NECTEC is a statutory governmental organization that operates under the supervision of the National Science and Technology Development Agency and the Ministry of Science and Technology. The organization is in charge of the developing calculations, electronics, IT and telecommunications. It will be developed consistent with Thai people gradually trained in technology. According to NECTEC, once 5G is fully implemented in Thailand, all voting procedure will be conducted through this new technology. Chalee Vorakulpipat, the head of the cybersecurity laboratory at NECTEC told the Bangkok Post that NECTEC had developed Blockchain technology for e-voting, and it could be applied at national, provincial or even smaller levels. The mission is to reduce frauds and maintain data integrity. He further added that “in order for our system to be efficient, we need controllers, voters, and candidates. Prior to the election, the controller can verify the voter’s identity and the candidate’s qualifications. Voters will be able to vote by the email verified by a smartphone.”

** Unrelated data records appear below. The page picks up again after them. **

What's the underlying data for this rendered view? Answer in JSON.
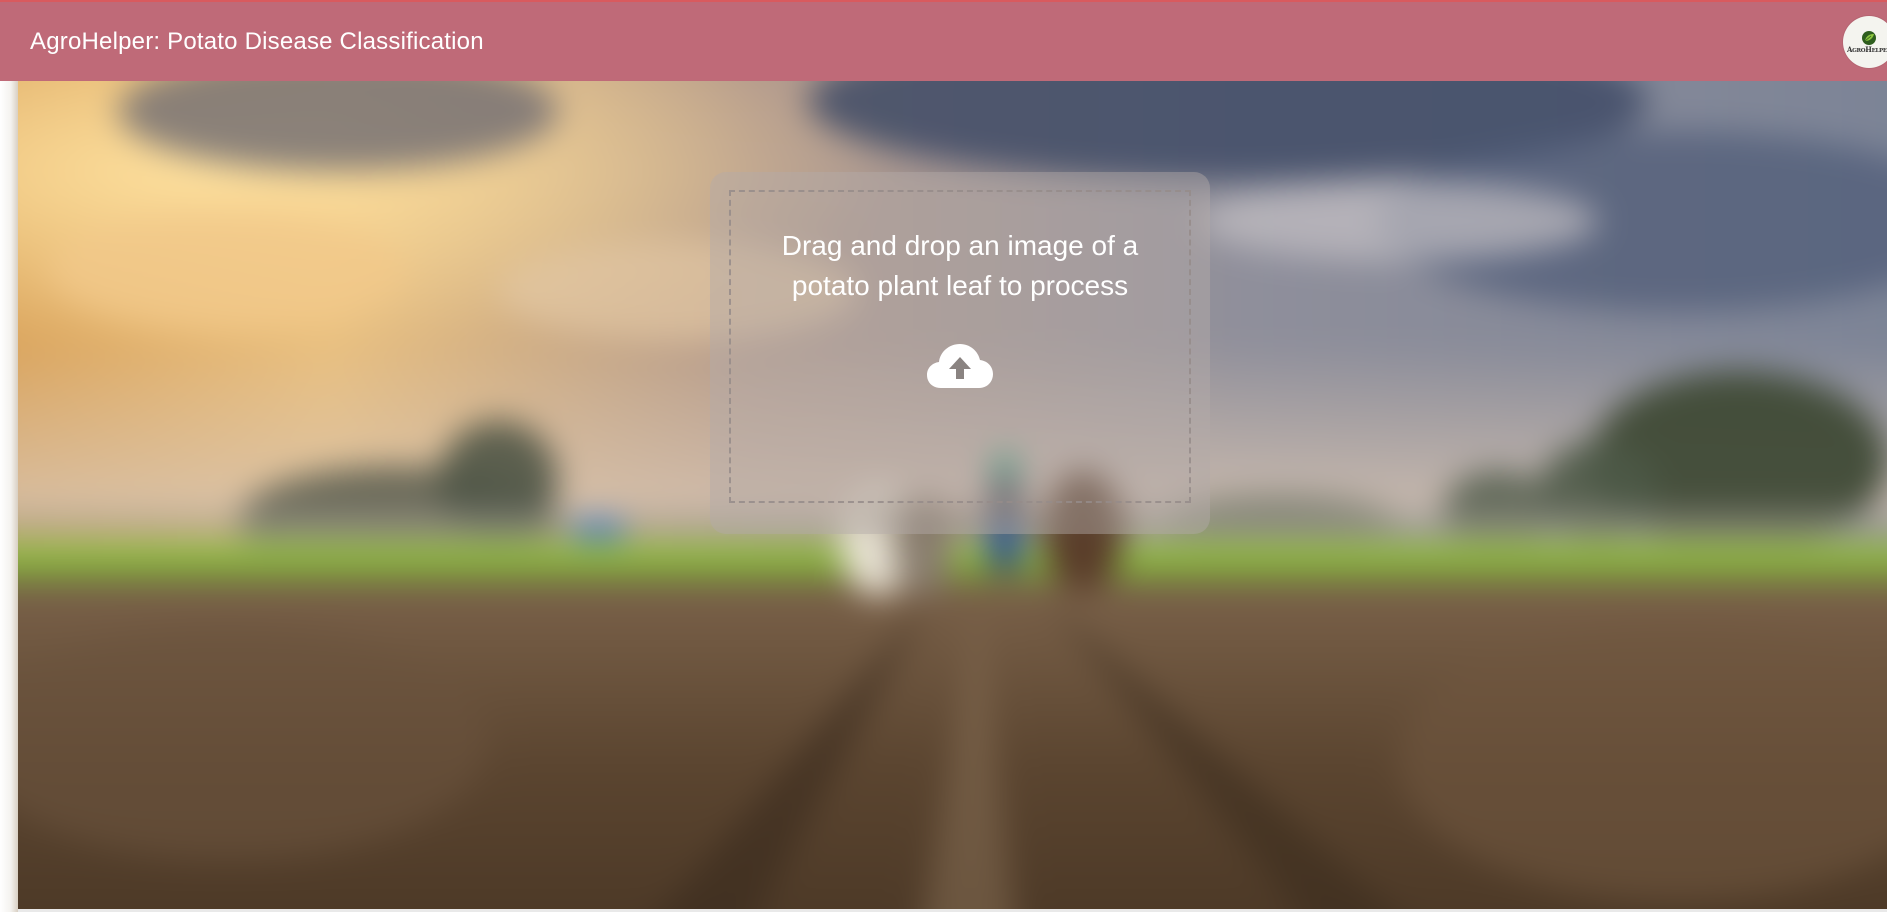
{
  "header": {
    "title": "AgroHelper: Potato Disease Classification",
    "background_color": "#bf6a78",
    "accent_border_color": "#d95a5e",
    "logo": {
      "icon": "leaf-logo-icon",
      "text": "AGROHELPER"
    }
  },
  "background": {
    "description_icon": "farm-field-background-image"
  },
  "uploader": {
    "prompt": "Drag and drop an image of a potato plant leaf to process",
    "icon": "cloud-upload-icon"
  }
}
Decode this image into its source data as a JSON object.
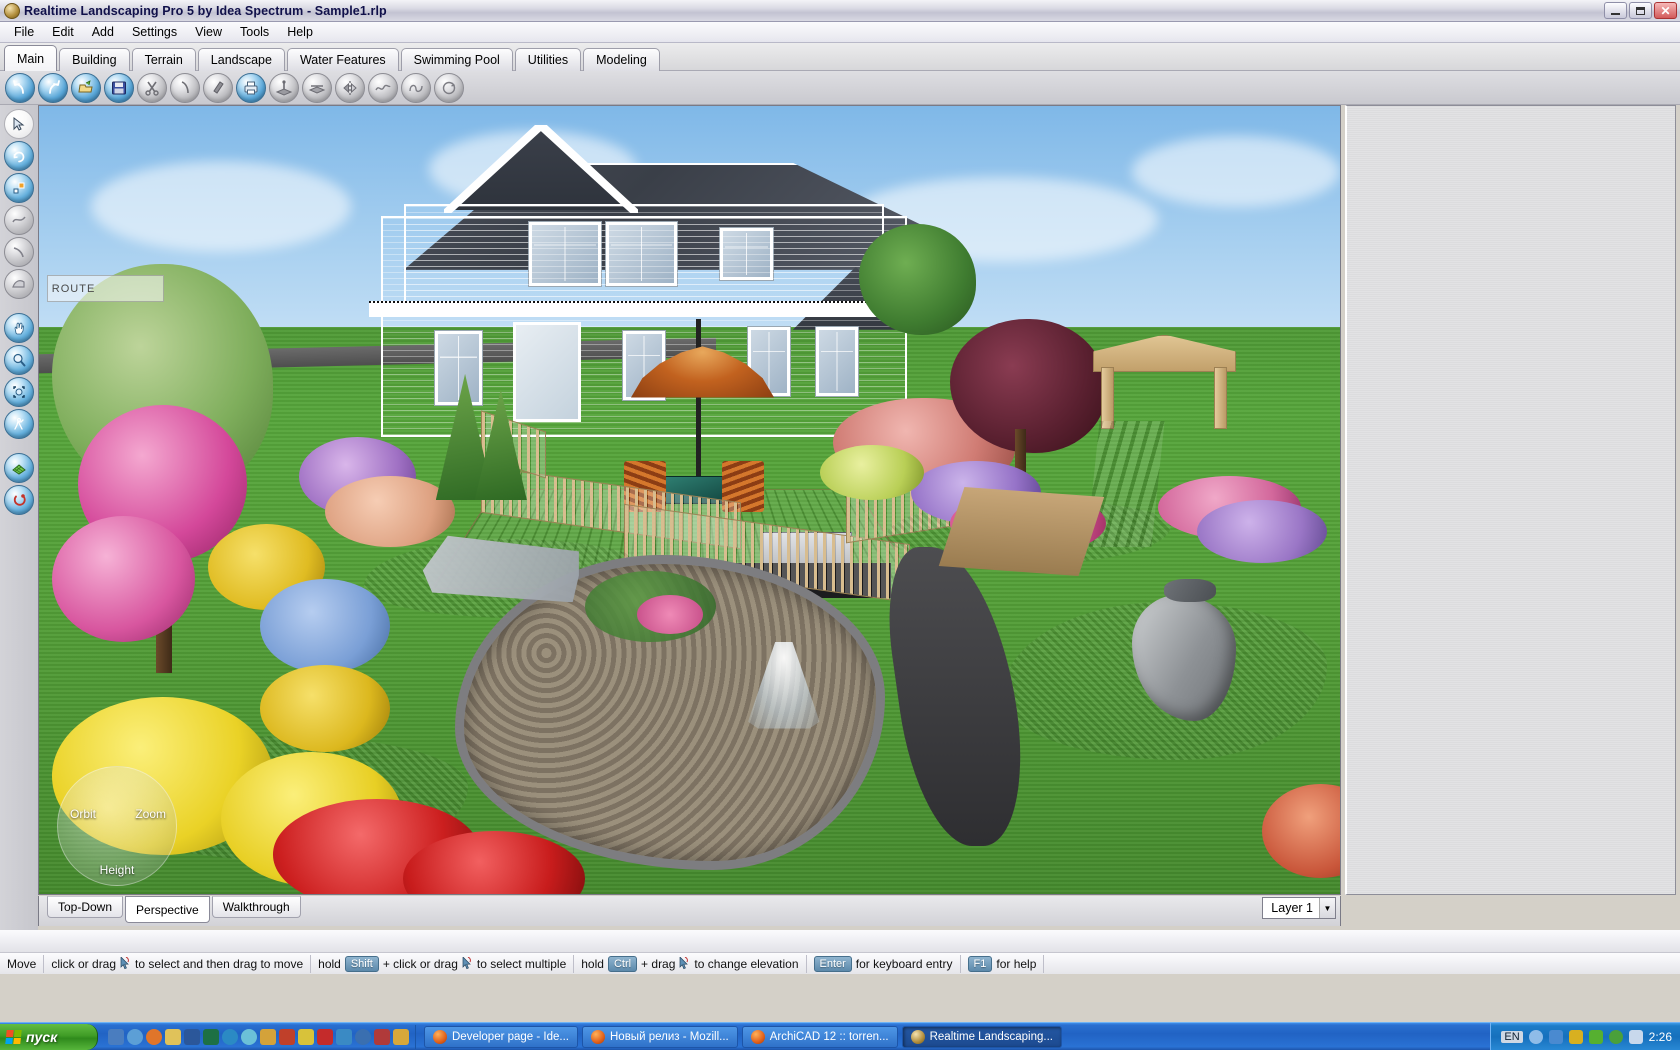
{
  "window": {
    "title": "Realtime Landscaping Pro 5 by Idea Spectrum - Sample1.rlp",
    "app_icon": "app-globe-icon",
    "buttons": {
      "minimize": "_",
      "maximize": "❐",
      "close": "✕"
    }
  },
  "menubar": {
    "items": [
      {
        "label": "File"
      },
      {
        "label": "Edit"
      },
      {
        "label": "Add"
      },
      {
        "label": "Settings"
      },
      {
        "label": "View"
      },
      {
        "label": "Tools"
      },
      {
        "label": "Help"
      }
    ]
  },
  "tabs": {
    "active": "Main",
    "items": [
      {
        "label": "Main"
      },
      {
        "label": "Building"
      },
      {
        "label": "Terrain"
      },
      {
        "label": "Landscape"
      },
      {
        "label": "Water Features"
      },
      {
        "label": "Swimming Pool"
      },
      {
        "label": "Utilities"
      },
      {
        "label": "Modeling"
      }
    ]
  },
  "toolbar": {
    "items": [
      {
        "name": "undo-icon",
        "enabled": true
      },
      {
        "name": "redo-icon",
        "enabled": true
      },
      {
        "name": "open-folder-icon",
        "enabled": true
      },
      {
        "name": "save-floppy-icon",
        "enabled": true
      },
      {
        "name": "cut-scissors-icon",
        "enabled": false
      },
      {
        "name": "copy-icon",
        "enabled": false
      },
      {
        "name": "paste-icon",
        "enabled": false
      },
      {
        "name": "print-icon",
        "enabled": true
      },
      {
        "name": "align-ground-icon",
        "enabled": false
      },
      {
        "name": "flatten-icon",
        "enabled": false
      },
      {
        "name": "mirror-icon",
        "enabled": false
      },
      {
        "name": "smooth-curve-icon",
        "enabled": false
      },
      {
        "name": "spline-icon",
        "enabled": false
      },
      {
        "name": "rotate-object-icon",
        "enabled": false
      }
    ]
  },
  "tool_rail": {
    "items": [
      {
        "name": "select-arrow-tool",
        "style": "white"
      },
      {
        "name": "rotate-tool",
        "style": "blue"
      },
      {
        "name": "scale-tool",
        "style": "blue"
      },
      {
        "name": "draw-curve-tool",
        "style": "gray"
      },
      {
        "name": "draw-line-tool",
        "style": "gray"
      },
      {
        "name": "draw-polygon-tool",
        "style": "gray"
      },
      {
        "name": "pan-hand-tool",
        "style": "blue"
      },
      {
        "name": "zoom-magnifier-tool",
        "style": "blue"
      },
      {
        "name": "zoom-window-tool",
        "style": "blue"
      },
      {
        "name": "walkthrough-tool",
        "style": "blue"
      },
      {
        "name": "terrain-grid-tool",
        "style": "blue"
      },
      {
        "name": "orbit-tool",
        "style": "blue"
      }
    ]
  },
  "viewport": {
    "name": "3d-design-viewport",
    "compass": {
      "orbit_label": "Orbit",
      "zoom_label": "Zoom",
      "height_label": "Height"
    },
    "watermark": "ROUTE"
  },
  "view_tabs": {
    "active": "Perspective",
    "items": [
      {
        "label": "Top-Down"
      },
      {
        "label": "Perspective"
      },
      {
        "label": "Walkthrough"
      }
    ]
  },
  "layer_selector": {
    "value": "Layer 1",
    "arrow": "▼"
  },
  "status_bar": {
    "mode": "Move",
    "segments": [
      {
        "id": "mode",
        "text": "Move"
      },
      {
        "id": "select-move",
        "pre": "click or drag",
        "icon": "mouse-cursor-icon",
        "post": "to select and then drag to move"
      },
      {
        "id": "multi-select",
        "pre": "hold",
        "key": "Shift",
        "mid": "+ click or drag",
        "icon": "mouse-cursor-icon",
        "post": "to select multiple"
      },
      {
        "id": "elevation",
        "pre": "hold",
        "key": "Ctrl",
        "mid": "+ drag",
        "icon": "mouse-cursor-icon",
        "post": "to change elevation"
      },
      {
        "id": "keyboard-entry",
        "key": "Enter",
        "post": "for keyboard entry"
      },
      {
        "id": "help",
        "key": "F1",
        "post": "for help"
      }
    ]
  },
  "taskbar": {
    "start_label": "пуск",
    "quick_launch": [
      {
        "name": "quicklaunch-icon-1",
        "color": "#4a7dbf"
      },
      {
        "name": "quicklaunch-icon-ie",
        "color": "#5c9fd6"
      },
      {
        "name": "quicklaunch-icon-firefox",
        "color": "#e0752a"
      },
      {
        "name": "quicklaunch-icon-paint",
        "color": "#e0c25a"
      },
      {
        "name": "quicklaunch-icon-word",
        "color": "#2b579a"
      },
      {
        "name": "quicklaunch-icon-excel",
        "color": "#1d7044"
      },
      {
        "name": "quicklaunch-icon-media-player",
        "color": "#2b8ac4"
      },
      {
        "name": "quicklaunch-icon-disc",
        "color": "#6bc0d8"
      },
      {
        "name": "quicklaunch-icon-folder",
        "color": "#d4a23a"
      },
      {
        "name": "quicklaunch-icon-runner",
        "color": "#c0402a"
      },
      {
        "name": "quicklaunch-icon-flash",
        "color": "#d8c23a"
      },
      {
        "name": "quicklaunch-icon-acrobat",
        "color": "#c42b2b"
      },
      {
        "name": "quicklaunch-icon-battery",
        "color": "#3a8ac4"
      },
      {
        "name": "quicklaunch-icon-globe",
        "color": "#3a6fb0"
      },
      {
        "name": "quicklaunch-icon-volume",
        "color": "#b03a3a"
      },
      {
        "name": "quicklaunch-icon-clock",
        "color": "#d8a83a"
      }
    ],
    "items": [
      {
        "label": "Developer page - Ide...",
        "icon": "firefox-icon",
        "active": false
      },
      {
        "label": "Новый релиз - Mozill...",
        "icon": "firefox-icon",
        "active": false
      },
      {
        "label": "ArchiCAD 12 :: torren...",
        "icon": "firefox-icon",
        "active": false
      },
      {
        "label": "Realtime Landscaping...",
        "icon": "app-globe-icon",
        "active": true
      }
    ],
    "tray": {
      "language": "EN",
      "icons": [
        {
          "name": "tray-show-hide-icon",
          "color": "#8fbce8"
        },
        {
          "name": "tray-network-icon",
          "color": "#4a8ad0"
        },
        {
          "name": "tray-antivirus-icon",
          "color": "#d8b020"
        },
        {
          "name": "tray-nvidia-icon",
          "color": "#56b030"
        },
        {
          "name": "tray-shield-icon",
          "color": "#4aa03a"
        },
        {
          "name": "tray-mail-icon",
          "color": "#c8d8ec"
        }
      ],
      "clock": "2:26"
    }
  },
  "colors": {
    "titlebar_text": "#10104a",
    "taskbar_blue": "#2163c4",
    "start_green": "#3f9c26",
    "accent_key": "#5c89ab",
    "grass": "#54a038",
    "sky": "#8fc4ea",
    "house_siding": "#c3d6cb",
    "deck_wood": "#c2a177"
  }
}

While Blockchain-based voting mechanism has enough potential to make elections faster, cheaper and more secure, it will take time to ensure that each voter has access to mobile internet connection. According to Vorakulpipat, Blockchain-based voting can be developed in a shorter time, provided it is applied in a closed environment. For example, Thais living abroad could go to their embassy and vote there through this mechanism. He also said that “the system can be applied in smaller elections at organizations like universities, provinces, and committees.”
Other countries have also taken steps towards using Blockchain in the voting process. In the 2018 federal mid-term elections in the U.S., the secretary of state of West Virginia reported that Blockchain technology has been successfully implemented in the voting process. This system had been activated for the residents of West Virginia living abroad. Both Zug, Switzerland and Tsukuba, Japan, used Blockchain-based voting in the municipal elections. In the city of Tsukuba, the election was limited to some programs. Voters could select which of the 13 proposed initiatives they want to support and vote for, including developing a new cancer diagnosis technology, constructing objects for outdoor sports, and creating sound navigation in the city. Earlier, South Korea had also announced that it intended to use Blockchain technology in the voting system.

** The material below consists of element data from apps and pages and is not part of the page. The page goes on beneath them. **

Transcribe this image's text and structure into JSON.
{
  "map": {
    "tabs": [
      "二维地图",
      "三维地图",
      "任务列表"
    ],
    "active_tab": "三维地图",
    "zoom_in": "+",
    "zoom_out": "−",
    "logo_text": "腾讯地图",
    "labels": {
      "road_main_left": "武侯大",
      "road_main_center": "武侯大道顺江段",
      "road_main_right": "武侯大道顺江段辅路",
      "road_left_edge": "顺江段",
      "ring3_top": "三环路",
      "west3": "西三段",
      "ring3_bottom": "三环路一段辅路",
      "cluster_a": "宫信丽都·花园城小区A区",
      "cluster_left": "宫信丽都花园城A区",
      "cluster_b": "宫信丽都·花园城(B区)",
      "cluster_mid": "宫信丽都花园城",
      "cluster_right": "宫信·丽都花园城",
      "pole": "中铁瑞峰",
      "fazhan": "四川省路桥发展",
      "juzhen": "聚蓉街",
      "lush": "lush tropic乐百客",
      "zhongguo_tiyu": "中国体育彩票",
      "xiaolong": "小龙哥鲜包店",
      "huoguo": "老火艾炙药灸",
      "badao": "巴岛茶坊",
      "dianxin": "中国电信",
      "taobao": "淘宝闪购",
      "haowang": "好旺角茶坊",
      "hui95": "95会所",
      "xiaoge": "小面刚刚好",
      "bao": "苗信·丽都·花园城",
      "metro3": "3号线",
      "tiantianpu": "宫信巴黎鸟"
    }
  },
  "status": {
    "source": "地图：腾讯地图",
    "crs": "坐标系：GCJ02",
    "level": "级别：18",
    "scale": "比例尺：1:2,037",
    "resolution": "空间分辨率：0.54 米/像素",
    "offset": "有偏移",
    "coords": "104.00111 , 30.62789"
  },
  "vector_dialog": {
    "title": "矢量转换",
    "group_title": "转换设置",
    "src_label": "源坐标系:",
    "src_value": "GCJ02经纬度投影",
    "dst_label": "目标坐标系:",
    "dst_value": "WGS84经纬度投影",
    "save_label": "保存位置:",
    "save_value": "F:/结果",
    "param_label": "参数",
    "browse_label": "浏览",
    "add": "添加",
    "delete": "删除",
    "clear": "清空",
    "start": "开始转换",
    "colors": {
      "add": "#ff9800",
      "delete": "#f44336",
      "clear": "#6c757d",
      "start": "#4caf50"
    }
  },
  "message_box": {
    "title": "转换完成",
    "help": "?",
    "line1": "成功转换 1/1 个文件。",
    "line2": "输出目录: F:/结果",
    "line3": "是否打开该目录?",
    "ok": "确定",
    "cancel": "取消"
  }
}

The idea of using Blockchain technology in elections is valuable enough to be considered as more than just a simple trial. Using this technology will eliminate fraud in elections and will allow citizens to be able to vote comfortably anywhere in the world. With Blockchain it can be assured that all the votes have been counted and that the results are completely transparent. Those who participated in this kind of voting in West Virginia were identified using biometric tools such as fingerprints. Each vote forms part of a chain of votes, the voters’ identity remains completely anonymous while you can easily follow the information about the results of the election. According to the founder of Votem, “we are two years away from holding elections totally based on Blockchain in the U.S., and as governments change, the role of Blockchain in these elections will become stronger.”
Different companies could use tokens to grant employees voting rights. For instance, the more coins an employee has, the more valuable his/her vote will be. It will encourage good behavior and performance on the part of employees. Currently, companies such as Ethereum use this mechanism to provide more transparency as well as distributing power appropriately.